### TASK REQUIREMENTS
Search the listing below for the string "Занято", then copy every line it appears in.

[SUPPLIED RECORDS — start]

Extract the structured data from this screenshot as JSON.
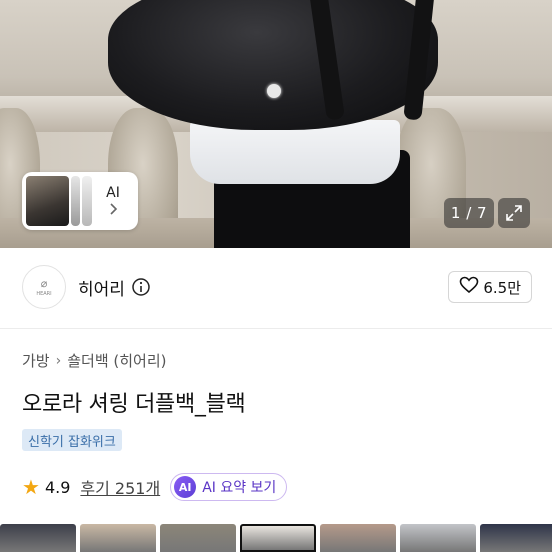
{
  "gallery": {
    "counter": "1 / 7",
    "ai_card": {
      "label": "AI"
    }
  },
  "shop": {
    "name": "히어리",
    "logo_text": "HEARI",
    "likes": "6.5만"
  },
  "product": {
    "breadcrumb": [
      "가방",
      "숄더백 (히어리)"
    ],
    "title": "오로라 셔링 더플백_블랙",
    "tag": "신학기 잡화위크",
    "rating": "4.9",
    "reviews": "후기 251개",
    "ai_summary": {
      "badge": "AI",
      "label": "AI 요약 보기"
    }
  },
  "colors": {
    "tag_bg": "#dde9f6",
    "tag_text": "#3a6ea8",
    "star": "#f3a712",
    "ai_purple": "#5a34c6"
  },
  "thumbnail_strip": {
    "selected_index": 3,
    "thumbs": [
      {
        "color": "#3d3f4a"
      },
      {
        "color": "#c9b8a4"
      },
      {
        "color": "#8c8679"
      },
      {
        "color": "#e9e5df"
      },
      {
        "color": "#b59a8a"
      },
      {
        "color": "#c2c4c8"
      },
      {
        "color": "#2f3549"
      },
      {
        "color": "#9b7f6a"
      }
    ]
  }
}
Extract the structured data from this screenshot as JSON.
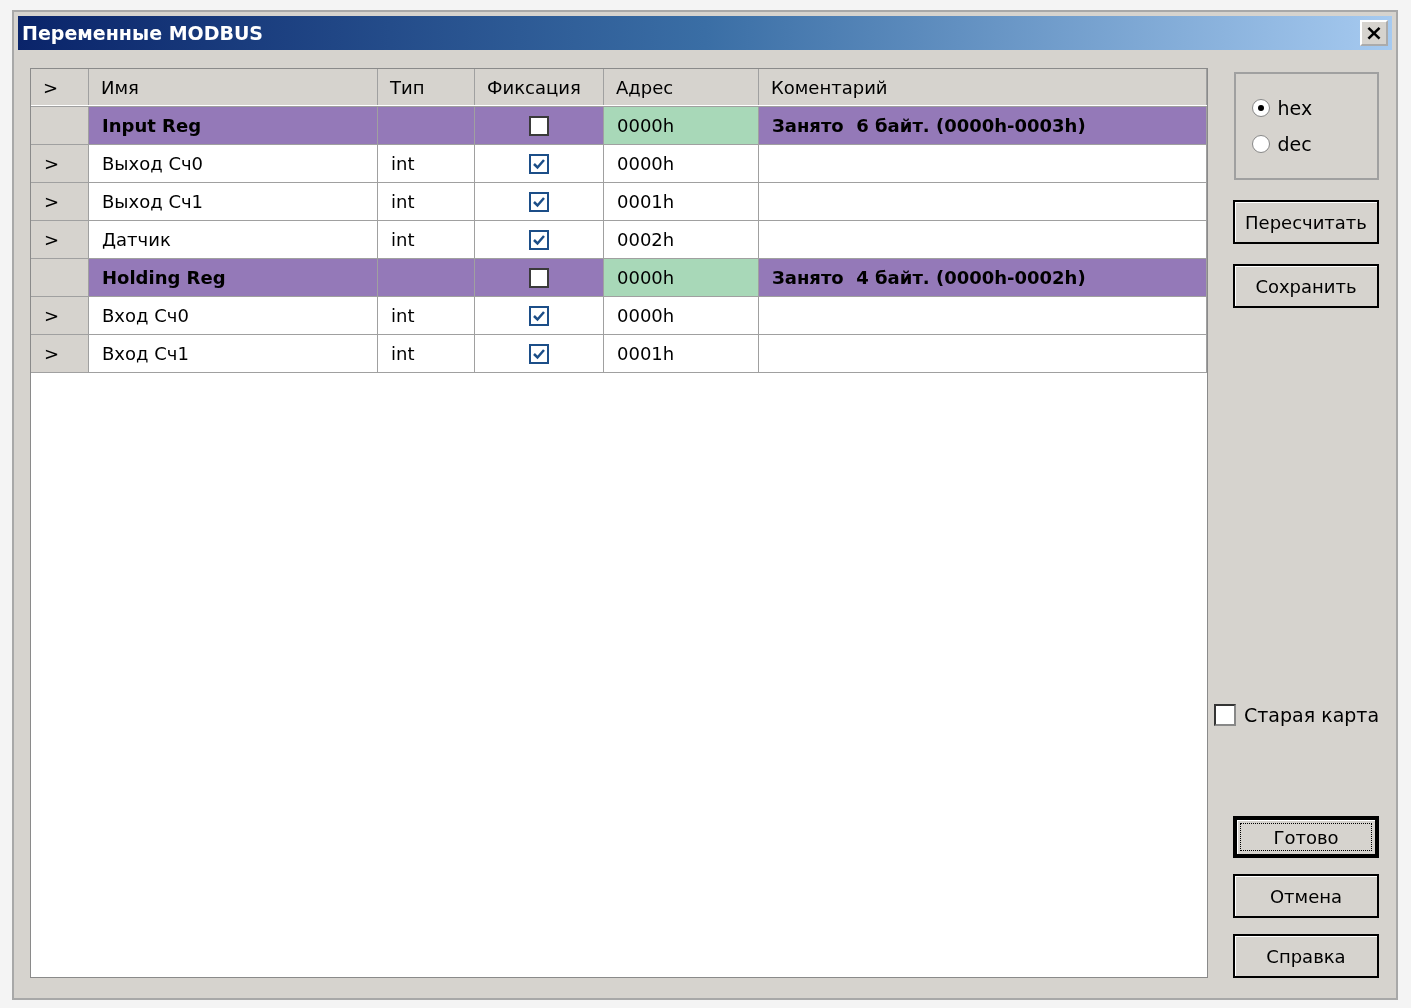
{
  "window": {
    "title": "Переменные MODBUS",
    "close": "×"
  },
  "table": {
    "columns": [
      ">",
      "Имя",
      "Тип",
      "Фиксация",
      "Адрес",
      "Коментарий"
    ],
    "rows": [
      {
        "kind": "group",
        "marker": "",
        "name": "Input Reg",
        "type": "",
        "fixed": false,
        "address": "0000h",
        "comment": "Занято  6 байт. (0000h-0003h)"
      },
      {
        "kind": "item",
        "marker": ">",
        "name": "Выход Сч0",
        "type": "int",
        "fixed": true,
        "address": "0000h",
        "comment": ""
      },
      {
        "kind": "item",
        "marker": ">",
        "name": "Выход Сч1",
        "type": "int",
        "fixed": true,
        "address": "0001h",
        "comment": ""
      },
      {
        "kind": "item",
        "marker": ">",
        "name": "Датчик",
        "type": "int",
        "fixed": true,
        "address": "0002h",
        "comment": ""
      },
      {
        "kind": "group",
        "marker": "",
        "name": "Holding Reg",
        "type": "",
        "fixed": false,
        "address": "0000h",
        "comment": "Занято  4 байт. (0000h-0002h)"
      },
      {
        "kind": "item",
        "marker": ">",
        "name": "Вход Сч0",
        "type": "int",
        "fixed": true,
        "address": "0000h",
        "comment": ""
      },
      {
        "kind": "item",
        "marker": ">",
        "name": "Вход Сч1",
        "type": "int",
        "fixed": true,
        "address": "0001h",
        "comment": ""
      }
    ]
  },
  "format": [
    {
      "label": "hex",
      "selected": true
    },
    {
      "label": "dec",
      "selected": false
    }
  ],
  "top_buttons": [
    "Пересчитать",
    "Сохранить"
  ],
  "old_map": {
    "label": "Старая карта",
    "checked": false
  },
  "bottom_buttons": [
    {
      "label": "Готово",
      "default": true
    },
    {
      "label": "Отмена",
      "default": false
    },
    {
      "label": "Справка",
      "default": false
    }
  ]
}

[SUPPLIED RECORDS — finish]
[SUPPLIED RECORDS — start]

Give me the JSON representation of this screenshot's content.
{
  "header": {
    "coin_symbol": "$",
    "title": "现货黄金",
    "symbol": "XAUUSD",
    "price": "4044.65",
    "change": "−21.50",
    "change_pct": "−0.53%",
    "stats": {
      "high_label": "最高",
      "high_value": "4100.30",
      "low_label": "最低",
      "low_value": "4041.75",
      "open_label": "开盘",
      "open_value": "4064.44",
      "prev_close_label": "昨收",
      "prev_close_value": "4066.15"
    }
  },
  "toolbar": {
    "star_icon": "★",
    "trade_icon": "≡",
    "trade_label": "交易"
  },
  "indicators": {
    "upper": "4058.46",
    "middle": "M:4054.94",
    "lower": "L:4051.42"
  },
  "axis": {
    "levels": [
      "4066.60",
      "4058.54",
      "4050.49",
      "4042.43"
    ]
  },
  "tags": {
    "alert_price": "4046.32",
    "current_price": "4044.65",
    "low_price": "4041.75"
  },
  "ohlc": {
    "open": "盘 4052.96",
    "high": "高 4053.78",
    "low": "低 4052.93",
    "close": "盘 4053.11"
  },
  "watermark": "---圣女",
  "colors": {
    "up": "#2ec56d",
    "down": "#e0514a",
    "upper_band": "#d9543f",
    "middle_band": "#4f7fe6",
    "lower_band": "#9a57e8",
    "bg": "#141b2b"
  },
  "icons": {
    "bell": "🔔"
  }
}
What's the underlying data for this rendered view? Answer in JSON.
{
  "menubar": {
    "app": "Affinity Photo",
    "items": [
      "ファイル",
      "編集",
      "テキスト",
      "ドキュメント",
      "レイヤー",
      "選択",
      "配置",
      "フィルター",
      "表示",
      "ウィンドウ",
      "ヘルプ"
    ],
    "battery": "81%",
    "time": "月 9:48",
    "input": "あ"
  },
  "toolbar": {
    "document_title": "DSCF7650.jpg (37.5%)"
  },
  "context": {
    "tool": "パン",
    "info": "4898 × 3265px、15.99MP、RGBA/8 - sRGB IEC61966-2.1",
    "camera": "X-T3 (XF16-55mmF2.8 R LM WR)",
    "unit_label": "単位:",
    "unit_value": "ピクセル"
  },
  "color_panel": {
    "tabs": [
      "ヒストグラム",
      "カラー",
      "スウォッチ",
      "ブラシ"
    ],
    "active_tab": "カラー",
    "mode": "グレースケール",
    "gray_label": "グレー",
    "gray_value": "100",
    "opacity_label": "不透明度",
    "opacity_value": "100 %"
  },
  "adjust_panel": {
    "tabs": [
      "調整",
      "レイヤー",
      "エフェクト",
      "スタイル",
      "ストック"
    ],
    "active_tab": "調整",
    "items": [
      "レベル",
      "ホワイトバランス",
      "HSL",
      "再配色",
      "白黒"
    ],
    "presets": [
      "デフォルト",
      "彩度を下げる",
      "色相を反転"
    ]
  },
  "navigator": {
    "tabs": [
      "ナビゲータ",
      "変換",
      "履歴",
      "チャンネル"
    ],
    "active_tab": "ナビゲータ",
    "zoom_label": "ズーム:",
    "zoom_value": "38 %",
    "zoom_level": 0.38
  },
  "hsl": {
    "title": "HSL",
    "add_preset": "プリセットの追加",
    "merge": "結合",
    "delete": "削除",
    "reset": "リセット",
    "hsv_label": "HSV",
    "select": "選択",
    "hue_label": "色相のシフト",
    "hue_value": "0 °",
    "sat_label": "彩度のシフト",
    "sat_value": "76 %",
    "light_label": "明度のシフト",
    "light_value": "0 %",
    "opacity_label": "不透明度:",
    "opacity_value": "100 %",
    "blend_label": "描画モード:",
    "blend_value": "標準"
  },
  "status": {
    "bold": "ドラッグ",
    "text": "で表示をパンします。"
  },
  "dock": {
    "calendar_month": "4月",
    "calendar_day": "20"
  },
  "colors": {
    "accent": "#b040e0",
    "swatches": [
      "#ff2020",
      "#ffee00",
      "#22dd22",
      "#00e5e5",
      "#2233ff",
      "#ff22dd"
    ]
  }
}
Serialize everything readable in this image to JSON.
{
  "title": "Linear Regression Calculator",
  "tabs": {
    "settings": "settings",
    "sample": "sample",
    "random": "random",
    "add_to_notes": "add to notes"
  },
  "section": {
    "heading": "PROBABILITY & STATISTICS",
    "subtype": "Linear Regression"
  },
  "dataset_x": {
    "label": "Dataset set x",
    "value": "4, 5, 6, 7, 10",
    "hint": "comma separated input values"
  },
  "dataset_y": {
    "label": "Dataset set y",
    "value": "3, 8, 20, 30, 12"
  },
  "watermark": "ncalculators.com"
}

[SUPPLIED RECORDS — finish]
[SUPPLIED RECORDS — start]

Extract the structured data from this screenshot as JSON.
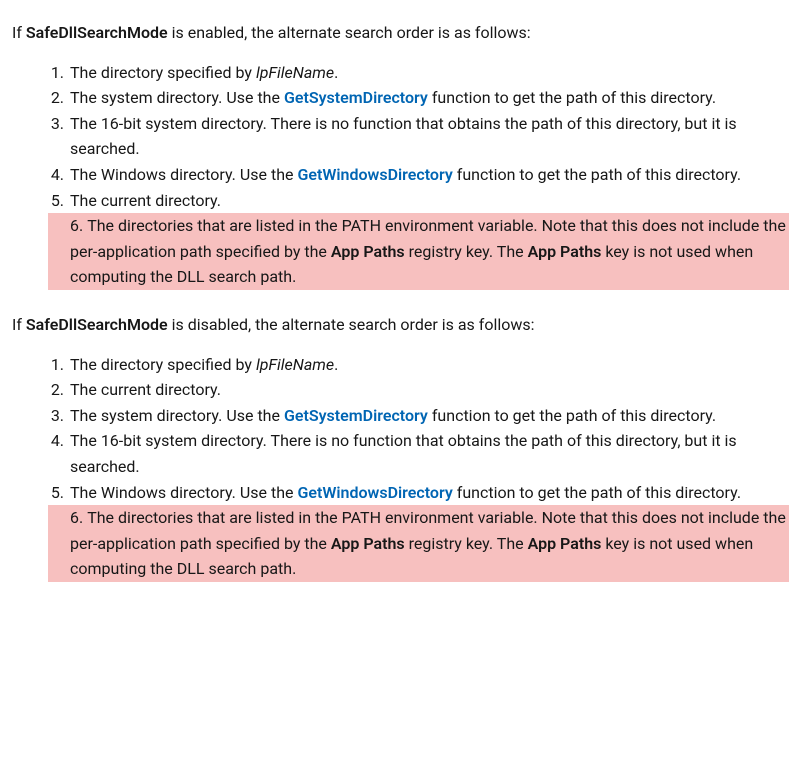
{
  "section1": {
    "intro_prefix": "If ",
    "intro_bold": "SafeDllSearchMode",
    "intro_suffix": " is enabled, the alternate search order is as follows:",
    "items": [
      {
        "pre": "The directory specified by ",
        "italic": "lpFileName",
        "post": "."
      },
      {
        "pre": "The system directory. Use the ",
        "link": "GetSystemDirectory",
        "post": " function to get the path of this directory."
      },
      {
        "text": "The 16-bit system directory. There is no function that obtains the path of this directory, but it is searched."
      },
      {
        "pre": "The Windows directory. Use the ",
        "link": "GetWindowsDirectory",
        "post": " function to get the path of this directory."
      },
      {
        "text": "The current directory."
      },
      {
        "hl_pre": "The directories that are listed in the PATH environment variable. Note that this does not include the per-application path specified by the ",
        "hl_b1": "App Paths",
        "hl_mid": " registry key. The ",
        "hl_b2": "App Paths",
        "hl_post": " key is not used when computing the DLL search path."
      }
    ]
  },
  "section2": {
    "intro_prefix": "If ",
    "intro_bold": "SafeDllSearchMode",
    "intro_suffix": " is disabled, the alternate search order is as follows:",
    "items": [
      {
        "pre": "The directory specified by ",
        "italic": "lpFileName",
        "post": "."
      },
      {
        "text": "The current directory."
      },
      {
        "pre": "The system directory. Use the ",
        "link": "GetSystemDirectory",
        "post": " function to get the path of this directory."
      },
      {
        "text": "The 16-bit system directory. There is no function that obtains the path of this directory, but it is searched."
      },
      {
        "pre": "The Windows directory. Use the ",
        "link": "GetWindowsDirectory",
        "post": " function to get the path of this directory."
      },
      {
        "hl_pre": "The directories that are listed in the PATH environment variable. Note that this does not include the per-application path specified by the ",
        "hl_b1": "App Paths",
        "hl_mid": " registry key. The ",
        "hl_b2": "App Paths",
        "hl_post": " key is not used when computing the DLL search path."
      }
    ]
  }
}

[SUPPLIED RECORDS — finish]

### EXERCISE OUTPUT
        "comment": "Занято  6 байт. (0000h-0003h)"
        "comment": "Занято  4 байт. (0000h-0002h)"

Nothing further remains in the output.